===== MATERIAL FOR THE TASK =====

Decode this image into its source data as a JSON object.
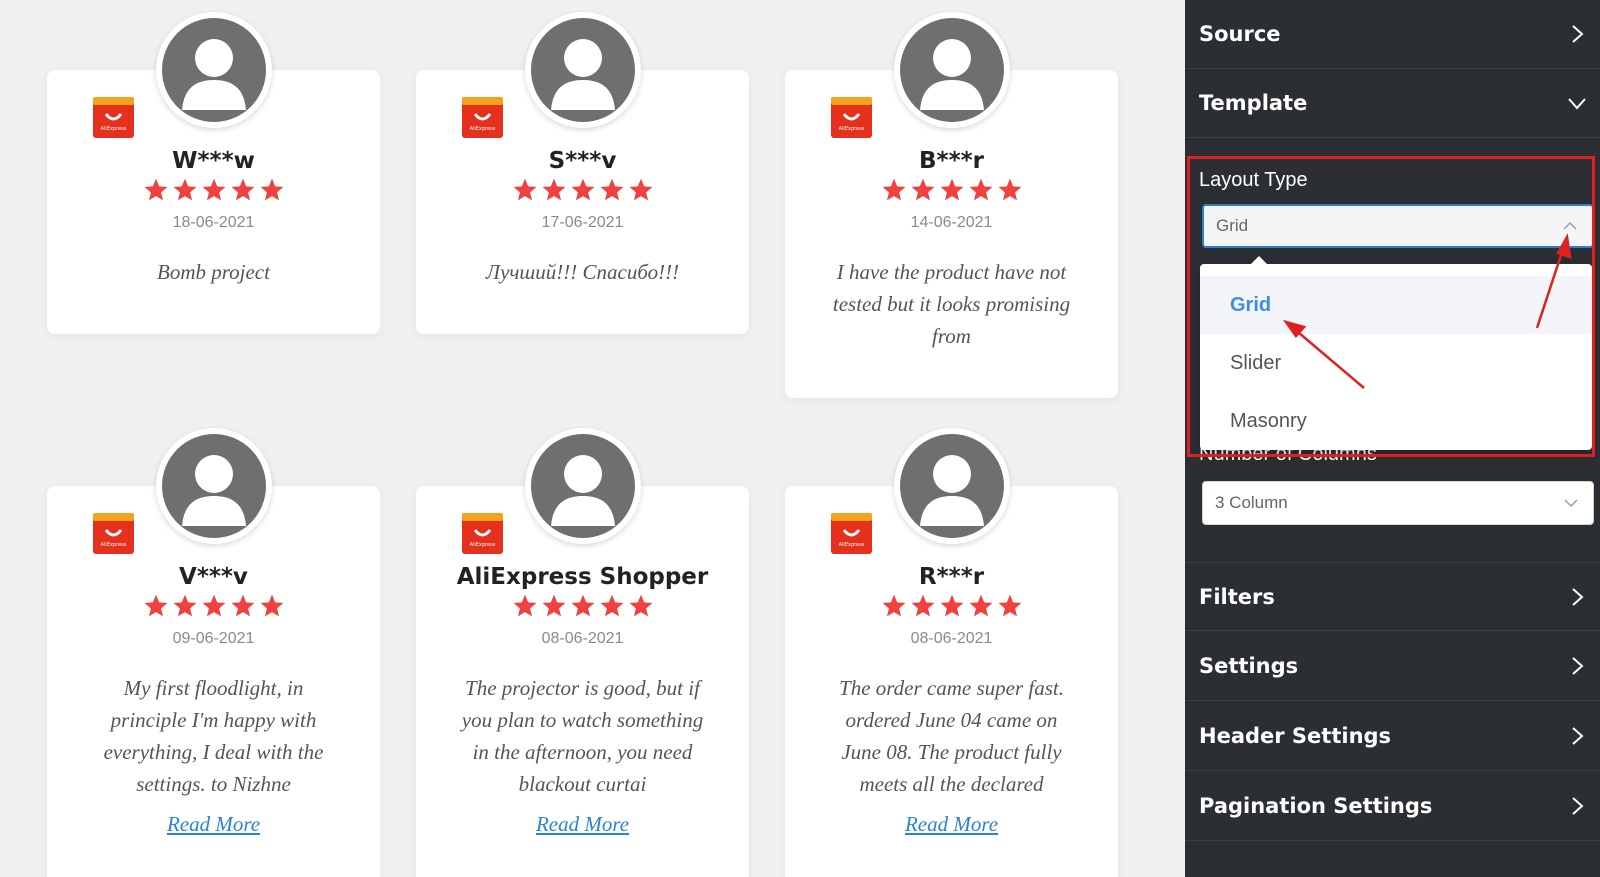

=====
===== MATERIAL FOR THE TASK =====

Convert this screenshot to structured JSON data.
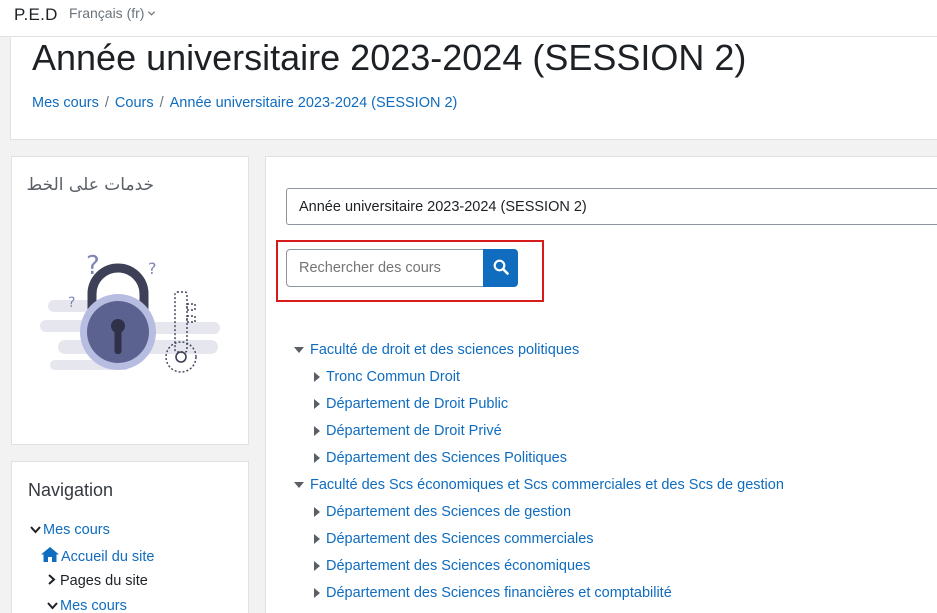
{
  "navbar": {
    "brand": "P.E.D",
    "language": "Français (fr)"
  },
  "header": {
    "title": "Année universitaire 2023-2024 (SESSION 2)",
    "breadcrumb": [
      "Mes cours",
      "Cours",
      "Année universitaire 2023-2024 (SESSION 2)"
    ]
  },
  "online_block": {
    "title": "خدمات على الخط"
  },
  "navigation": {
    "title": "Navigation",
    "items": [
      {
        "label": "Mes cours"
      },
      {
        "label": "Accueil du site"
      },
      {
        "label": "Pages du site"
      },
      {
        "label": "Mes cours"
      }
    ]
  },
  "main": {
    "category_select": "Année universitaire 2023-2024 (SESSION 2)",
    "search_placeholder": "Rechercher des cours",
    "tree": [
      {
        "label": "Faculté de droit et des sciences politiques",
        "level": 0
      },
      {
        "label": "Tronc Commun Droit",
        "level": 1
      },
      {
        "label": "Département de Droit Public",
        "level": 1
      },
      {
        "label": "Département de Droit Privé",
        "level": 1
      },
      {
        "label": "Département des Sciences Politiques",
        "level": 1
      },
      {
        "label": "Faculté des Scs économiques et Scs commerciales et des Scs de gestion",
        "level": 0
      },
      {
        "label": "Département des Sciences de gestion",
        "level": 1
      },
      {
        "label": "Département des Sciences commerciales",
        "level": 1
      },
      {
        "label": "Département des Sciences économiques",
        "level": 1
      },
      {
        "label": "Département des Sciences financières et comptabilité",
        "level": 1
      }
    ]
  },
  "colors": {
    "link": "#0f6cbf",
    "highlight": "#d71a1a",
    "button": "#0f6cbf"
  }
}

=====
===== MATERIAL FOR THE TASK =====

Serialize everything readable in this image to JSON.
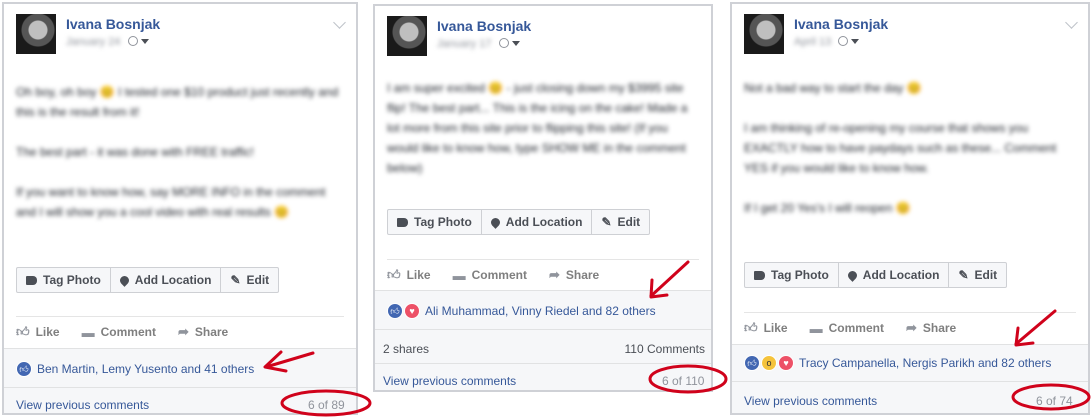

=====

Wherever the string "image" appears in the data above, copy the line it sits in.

— RESPONSE TO THE TASK —
Decode this image into its source data as a JSON object.
Serialize everything readable in this image to JSON.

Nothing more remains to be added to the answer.